This release presents, for the first time ever on a single set, all of the music recorded by the Eric Dolphy Quartet in Denmark on September 6 & 8, 1961, which originally appeared on three separate LPs: Eric Dolphy in Europe Vols. 1 to 3 (Prestige PR7304, PR7350 and PR7366). Further versions of “Laura” (unaccompanied) and “When Lights Are Low” as well as a short take on Thelonious Monk’s “52nd Street Theme”, recorded a few days earlier in Sweden, have been added here as a bonus.
n the development of jazz's avant-garde movement, the late Eric Dolphy remains a pivotal figure. While he expanded the range and possibilities of the alto saxophone and bass clarinet–his technique drew upon vocalized sounds from both those instruments–Dolphy remained grounded in the bebop movement. Simply put, he clung to the swinging theme-solos-theme structure while his innovative, soaring solos embraced freedom. STOCKHOLM SESSIONS is taken from a Swedish television program on which Dolphy and his quintet performed in 1961, and captures Dolphy at his peak. His solos on alto sax and bass clarinet are unfettered, passionate, and hearty, and his flute is possessed of beautiful classical refinement. The band also features some crackling trumpet from Idrees Sulieman and sharp playing from a pair of Scandinavian pianists.
In 1963 (probably July, though some sources place the dates in May or June), Eric Dolphy recorded some sessions in New York with producer Alan Douglas, the fruits of which were issued on small labels as the LPs Conversations and Iron Man. They've been reissued a number of times on various labels, occasionally compiled together, but never with quite the treatment they deserve (which is perhaps why they're not as celebrated as they should be). In whatever form, though, it's classic, essential Dolphy that stands as some of his finest work past Out to Lunch. ~ AllMusic

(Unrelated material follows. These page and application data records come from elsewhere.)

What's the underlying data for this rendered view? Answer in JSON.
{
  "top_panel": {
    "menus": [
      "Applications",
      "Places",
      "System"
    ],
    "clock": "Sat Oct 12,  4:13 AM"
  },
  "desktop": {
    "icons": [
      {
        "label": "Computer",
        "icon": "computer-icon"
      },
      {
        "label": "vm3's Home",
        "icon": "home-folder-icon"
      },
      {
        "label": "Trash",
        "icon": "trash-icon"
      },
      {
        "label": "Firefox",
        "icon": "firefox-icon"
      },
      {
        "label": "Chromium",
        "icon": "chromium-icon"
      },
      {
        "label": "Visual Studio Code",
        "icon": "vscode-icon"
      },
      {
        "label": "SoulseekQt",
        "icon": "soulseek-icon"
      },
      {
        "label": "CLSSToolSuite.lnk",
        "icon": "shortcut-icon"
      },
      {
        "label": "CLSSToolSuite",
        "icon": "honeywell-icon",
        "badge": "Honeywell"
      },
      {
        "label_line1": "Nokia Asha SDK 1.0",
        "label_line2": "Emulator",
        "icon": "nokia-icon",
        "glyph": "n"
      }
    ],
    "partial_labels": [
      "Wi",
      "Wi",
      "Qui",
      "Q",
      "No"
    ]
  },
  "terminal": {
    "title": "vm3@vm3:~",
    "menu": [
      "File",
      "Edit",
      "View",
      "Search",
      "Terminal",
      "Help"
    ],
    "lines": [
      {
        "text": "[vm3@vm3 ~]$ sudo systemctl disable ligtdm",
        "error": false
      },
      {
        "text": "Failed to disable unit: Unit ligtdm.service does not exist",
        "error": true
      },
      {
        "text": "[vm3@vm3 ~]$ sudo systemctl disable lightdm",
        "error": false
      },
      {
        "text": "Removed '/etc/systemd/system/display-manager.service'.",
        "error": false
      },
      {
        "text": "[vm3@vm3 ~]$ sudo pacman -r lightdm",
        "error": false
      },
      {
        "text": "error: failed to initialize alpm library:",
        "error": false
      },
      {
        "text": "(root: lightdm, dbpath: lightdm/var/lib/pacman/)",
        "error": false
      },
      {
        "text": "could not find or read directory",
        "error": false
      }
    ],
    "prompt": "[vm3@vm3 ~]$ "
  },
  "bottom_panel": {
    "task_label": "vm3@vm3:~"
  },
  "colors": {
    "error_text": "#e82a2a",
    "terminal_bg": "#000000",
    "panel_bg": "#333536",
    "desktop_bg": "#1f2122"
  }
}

This recently-discovered release is certainly the jazz find of the year so far in 2007. In much the way that John Coltrane/Thelonious Monk Live at Carnegie Hall and, to some extent, the live Coltrane document One Up, One Down, Cornell 1964 brings a major piece of jazz history into focus in the best way possible–with an actual recording that documents it.